Investors Urge Apple To Fight Smartphone Addiction With Tighter Parental Controls

The shareholders’ letter to the iPhone maker cites high rates of teen depression and suicide, linked to overuse of electronic devices.

By Michael MarksJanuary 12, 2018 11:03 am

In the U.S., nearly 45 percent of smartphone owners carry an Apple iPhone. This market dominance has brought increasing scrutiny to the company, even from some of its own shareholders. They’re complaining that the success of the iPhone may be coming at too great a cost to the health of the nation’s kids. Last weekend, some Apple investors sent a letter to the company, asking that they address what the investors call a new public health crisis – so-called smartphone addiction among kids.

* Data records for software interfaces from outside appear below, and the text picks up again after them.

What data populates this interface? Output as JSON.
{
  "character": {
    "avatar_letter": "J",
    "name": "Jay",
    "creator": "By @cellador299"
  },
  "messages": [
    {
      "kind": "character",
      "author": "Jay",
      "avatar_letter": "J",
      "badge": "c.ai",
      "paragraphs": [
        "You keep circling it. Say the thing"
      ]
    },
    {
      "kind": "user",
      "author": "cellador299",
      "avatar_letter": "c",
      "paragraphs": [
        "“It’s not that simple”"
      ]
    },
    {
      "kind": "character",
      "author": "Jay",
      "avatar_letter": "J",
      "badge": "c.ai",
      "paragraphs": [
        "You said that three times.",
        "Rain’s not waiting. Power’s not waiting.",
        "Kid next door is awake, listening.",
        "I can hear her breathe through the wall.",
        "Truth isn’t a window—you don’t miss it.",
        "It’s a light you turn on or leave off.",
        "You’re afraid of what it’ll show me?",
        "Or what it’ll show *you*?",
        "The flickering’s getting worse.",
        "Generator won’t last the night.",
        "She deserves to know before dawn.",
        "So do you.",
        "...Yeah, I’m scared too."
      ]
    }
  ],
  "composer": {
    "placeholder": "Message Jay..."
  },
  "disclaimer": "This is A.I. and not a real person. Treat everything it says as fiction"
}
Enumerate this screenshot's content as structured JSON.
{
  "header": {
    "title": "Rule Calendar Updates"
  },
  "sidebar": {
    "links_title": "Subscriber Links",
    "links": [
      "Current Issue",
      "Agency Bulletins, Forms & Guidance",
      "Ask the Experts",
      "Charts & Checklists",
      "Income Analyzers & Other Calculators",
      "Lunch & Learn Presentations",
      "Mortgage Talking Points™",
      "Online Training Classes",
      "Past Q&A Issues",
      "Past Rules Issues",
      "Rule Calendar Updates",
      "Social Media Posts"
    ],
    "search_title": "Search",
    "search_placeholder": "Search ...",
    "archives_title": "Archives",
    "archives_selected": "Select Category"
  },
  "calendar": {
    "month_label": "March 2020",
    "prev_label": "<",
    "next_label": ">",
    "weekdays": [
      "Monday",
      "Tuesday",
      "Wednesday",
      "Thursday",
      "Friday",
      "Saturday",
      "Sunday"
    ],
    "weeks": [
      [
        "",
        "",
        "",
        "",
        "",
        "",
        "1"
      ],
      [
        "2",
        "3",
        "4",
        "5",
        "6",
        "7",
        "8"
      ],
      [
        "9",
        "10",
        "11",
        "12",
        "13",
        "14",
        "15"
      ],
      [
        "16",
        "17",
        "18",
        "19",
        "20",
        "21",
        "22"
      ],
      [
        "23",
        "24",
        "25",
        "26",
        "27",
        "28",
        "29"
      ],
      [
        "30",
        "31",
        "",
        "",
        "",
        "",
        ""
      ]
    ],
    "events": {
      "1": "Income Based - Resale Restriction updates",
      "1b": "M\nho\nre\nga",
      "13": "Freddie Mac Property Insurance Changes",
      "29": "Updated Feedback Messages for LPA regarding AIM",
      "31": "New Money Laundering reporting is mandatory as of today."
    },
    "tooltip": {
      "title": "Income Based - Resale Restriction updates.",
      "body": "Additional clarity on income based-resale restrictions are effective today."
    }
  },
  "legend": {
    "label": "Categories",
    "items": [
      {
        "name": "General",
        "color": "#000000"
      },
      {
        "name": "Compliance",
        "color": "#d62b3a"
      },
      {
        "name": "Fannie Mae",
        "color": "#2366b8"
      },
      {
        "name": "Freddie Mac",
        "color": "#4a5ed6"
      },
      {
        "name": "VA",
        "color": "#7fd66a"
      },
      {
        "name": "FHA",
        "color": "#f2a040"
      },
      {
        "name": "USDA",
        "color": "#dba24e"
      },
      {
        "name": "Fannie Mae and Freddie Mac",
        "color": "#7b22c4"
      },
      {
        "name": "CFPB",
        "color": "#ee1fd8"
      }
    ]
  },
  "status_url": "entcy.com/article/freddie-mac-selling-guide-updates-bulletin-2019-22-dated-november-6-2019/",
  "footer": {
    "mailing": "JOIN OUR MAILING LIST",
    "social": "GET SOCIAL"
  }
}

Activist investors Jana Partners, and the California Teachers’ Retirement System, say that studies show links between overuse of social media and electronic devices with mental health risks, like depression, anxiety, and even risks for suicide.

Jean Twenge, professor of Psychology and author of the book “iGen: Why Today’s Super-Connected Kids Are Growing Up Less Rebellious, More Tolerant, Less Happy – and Completely Unprepared for Adulthood,” is among the authors of the letter to Apple. She says the rates of clinical-level depression and suicide among teens began to increase in 2010, right around the time smartphones became common among people in that age group.

“In a recent study, we found that teens who spent five or more hours a day on electronic devices were 71 percent more likely to have at least one risk factor for suicide than those who spent less than an hour a day,” Twenge says. Those risk factors include feeling depressed for two weeks, thinking about suicide, and planning or attempting suicide.

In singling out Apple, Twenge says the investors are arguing that in addition to achieving public health benefits, the company also could increase shareholder value by addressing the problem.

“Apple gets most of their profit when people buy the device, regardless of how much they use it,” she says. “And parents might be even more likely to buy Apple devices for their kids if they were easier to set up in a way that would be safer for kids – that would, say, limit the amount of hours per day the child could use the device…not allow certain apps to be installed. There’s all kinds of possibilities.”

Twenge says other smartphone operating systems allow for more granular control, and access restrictions. Many of those controls come through third-party apps you can buy or download from the Google Play store, in the case of Android phones.

“Apple hasn’t really kept up with other manufacturers in parental controls,” Twenge says. “To be fair, there are third-party apps that allow more parental would be ideal if Apple could integrate such controls into their operating system.”

Twenge says Apple made a brief statement indicating the company would add more parental control features in the future, and that they were open to discussing the issue.

To those who suggest the real solution lies with parents, not companies, Twenge says tech solutions are the best way to keep kids safe.

“Nobody wants to have a wrestling match with a teenager over a phone,” she says.


Written by Shelly Brisbin.